Tuesday : Organic farming builds relationships that ensure fairness, equity, respect, justice

#Organic #farming treats animals justly, respectfully and fairly. Animals are allowed to exhibit their natural behaviour and practices such as constant indoor housing are never used. #ohthatswhatorganicis @soilassociation @ciwf @FoodEthicsNews 

Outside space given to chickens

Organics = 10 m²

Free range =  4 m²

More room = Better welfare

Wednesday : Organic food systems seeks to pay farmers a fair price

Why is #organic more expensive?  Because it pays farmers fair prices not just to produce #tastyfood but to protect waterways, soils, air, biodiversity, our bodies and society too! #GoodFood4All #ohthatswhatorganicis @susfoodtrust @soilassociation

Thursday : Organic farming is a key tool to reducing Green House Gasses and biodiversity loss.

On average Organic farms contain 50% more plant, bird and insect diversity

 Humans are driving #massextinction of life on earth.  A shift to #organicfarming would lower #pesticide usage by 98%, increasebiodiversity and could lead up to a 35% reduction in emissions from farming. @soilassociation @UNbiodiversity #ohthatswhatorganicsis

Friday : Organic food is healthier for consumers

You are what you eat … eats

#Organicdairy farmers provide their herds fields of grass to graze and store the surplus for winter. Using lower amounts of nutritiously concentrated feed produces healthier milk.

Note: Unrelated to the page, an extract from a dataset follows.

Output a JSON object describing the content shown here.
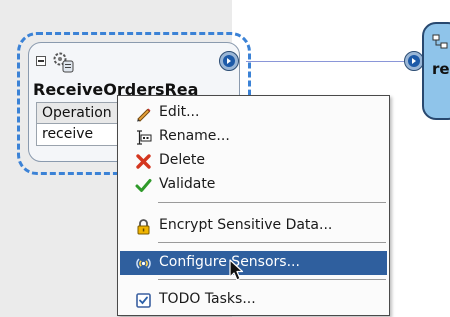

The milk contains higher concentrations of omega-3 fatty acids protecting against cardiovascular diseases and dementia #ohthatswhatorganicsis

Saturday : care and precautionary principle

“…GM is dangerous because it allows us to accelerate in the wrong direction for a short while longer…” - Helen Browning Soil Association Chief Executive

 #Organic regulation doesn’t allow any genetically modified organisms because they cannot be contained and we don’t know what will happen once they are released. The focus should be on building healthy soils to produce healthy #diverse crops not modifying crops to live in unhealthy #soils. @soilassociation #ohthatswhatorganicsis

Sunday : Organic food systems seeks to pay farmers a fair price

#Organic #farming sees the health of soil, plants, animals and humans as one. That’s why we practice preventative healthcare, feeding animals with safe notorious food, grown in healthy soils. Helping to reduce antibiotic use and #saveourantibiotics. #ohthatswhatorganicis @soilassociation